I remember proudly wearing a protective cup to a pick-up game of soccer with a bunch of people from school. "A cup," one of my friends muses, "You wore a CUP to a pickup game of soccer?"
"Uh...yeah," I replied. I do this because back in 4th grade, I took a soccer ball to the crotch and I was on the ground in pain for what felt like an hour (in reality, maybe 3 or 4 minutes), crying my eyes out, while the teacher could not figure out what was wrong. I mean, seriously. A guy doubled over, protecting his groin, crying his eyes out, and he STILL can't figure it out? Small wonder why he wasn't teaching phys. ed at that school the next year. To this day, if it's a soccer game that's even remotely organized and planned beforehand, I wear proper protection.
Argumemts against the use of the cup include lack of comfort and the fact that "You can't run with one." One of the opposing team players commented that I was able to run a little faster than him (which he felt justified him using a tactic that was just short of yellow-card worthy), and he was a lot more athletic than me.
A few minutes later, one of my classmates, a student hailing from Brazil (several times World Cup Soccer champions) takes a shot to the groin. Upon witnessing this, I say to the naysayer, "YOU SEE? YOU SEE?!"
And when it comes to any other sort of activities where protection is an option, you can rest assured that I will be taking advantage of it.
Getting back to The Crystal Method show. I like listening to my music loud, but I like to be able to hear the next day. Live music venues turn up their music above comfort levels. This is important because they have to be heard above the crowd and they have to be heard by the people at the back. For people who want a close-up view (like myself), this can be very uncomfortable after a while unless your hearing has already been permanetly shifted. But, with the volume turned down just a touch with ear plugs, it sounds fine, and I don't actually have to pull the ear plugs out in order to talk to someone (they have to speak into your ear directly anyway).
And as I type this, my ears aren't ringing at all. Heck, I got a stereo playing "Legion of Boom" right now and I can hear it fine (although I am having problems hearing it over the clack of the keyboard).
To finish, whenever someonen makes the argument that protection looks stupid, I usually counter with this...what looks dumber, a person in perfect health wearing a dorky looking helmet? Or a guy in a wheelchair that is permanetly brain damaged, has a metal skull plate and a series of stitches in his forehead and is drooling on himself while the fingers on his left hand constantly twitch?

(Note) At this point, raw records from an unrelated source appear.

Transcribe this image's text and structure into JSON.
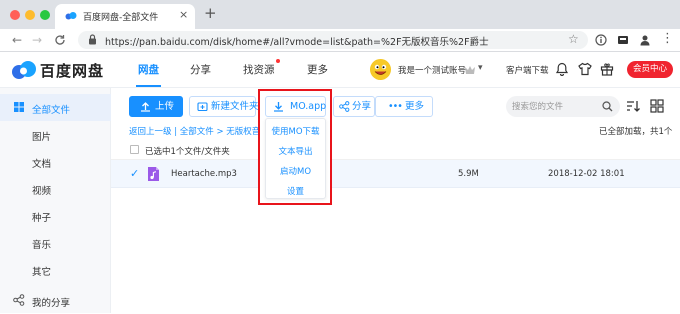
{
  "browser": {
    "tab_title": "百度网盘-全部文件",
    "tab_close": "×",
    "new_tab": "+",
    "url": "https://pan.baidu.com/disk/home#/all?vmode=list&path=%2F无版权音乐%2F爵士",
    "nav": {
      "back": "←",
      "forward": "→",
      "reload": "C"
    },
    "star": "☆"
  },
  "header": {
    "logo_text": "百度网盘",
    "nav_items": [
      "网盘",
      "分享",
      "找资源",
      "更多"
    ],
    "active_nav": "网盘",
    "account_name": "我是一个测试账号",
    "account_chevron": "▾",
    "client_download": "客户端下载",
    "vip_button": "会员中心",
    "icons": [
      "bell-icon",
      "shirt-icon",
      "gift-icon"
    ]
  },
  "sidebar": {
    "items": [
      {
        "label": "全部文件",
        "icon": "files-icon"
      },
      {
        "label": "图片"
      },
      {
        "label": "文档"
      },
      {
        "label": "视频"
      },
      {
        "label": "种子"
      },
      {
        "label": "音乐"
      },
      {
        "label": "其它"
      },
      {
        "label": "我的分享",
        "icon": "share-icon"
      }
    ],
    "active": "全部文件"
  },
  "toolbar": {
    "upload": "上传",
    "new_folder": "新建文件夹",
    "mo_app": "MO.app",
    "share": "分享",
    "more": "更多",
    "search_placeholder": "搜索您的文件"
  },
  "mo_menu": {
    "items": [
      "使用MO下载",
      "文本导出",
      "启动MO",
      "设置"
    ]
  },
  "breadcrumb": {
    "text": "返回上一级 | 全部文件 > 无版权音乐 > 爵"
  },
  "status": {
    "loaded": "已全部加载，共1个",
    "selection": "已选中1个文件/文件夹"
  },
  "files": [
    {
      "name": "Heartache.mp3",
      "size": "5.9M",
      "date": "2018-12-02 18:01",
      "selected": true,
      "check": "✓"
    }
  ],
  "colors": {
    "brand_blue": "#1890ff",
    "vip_red": "#f0242f",
    "highlight_red": "#e8141b"
  }
}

Tuesday, March 02, 2004
"I said, 'DO YOU HAVE ANY HEARING PROTECTION?!!"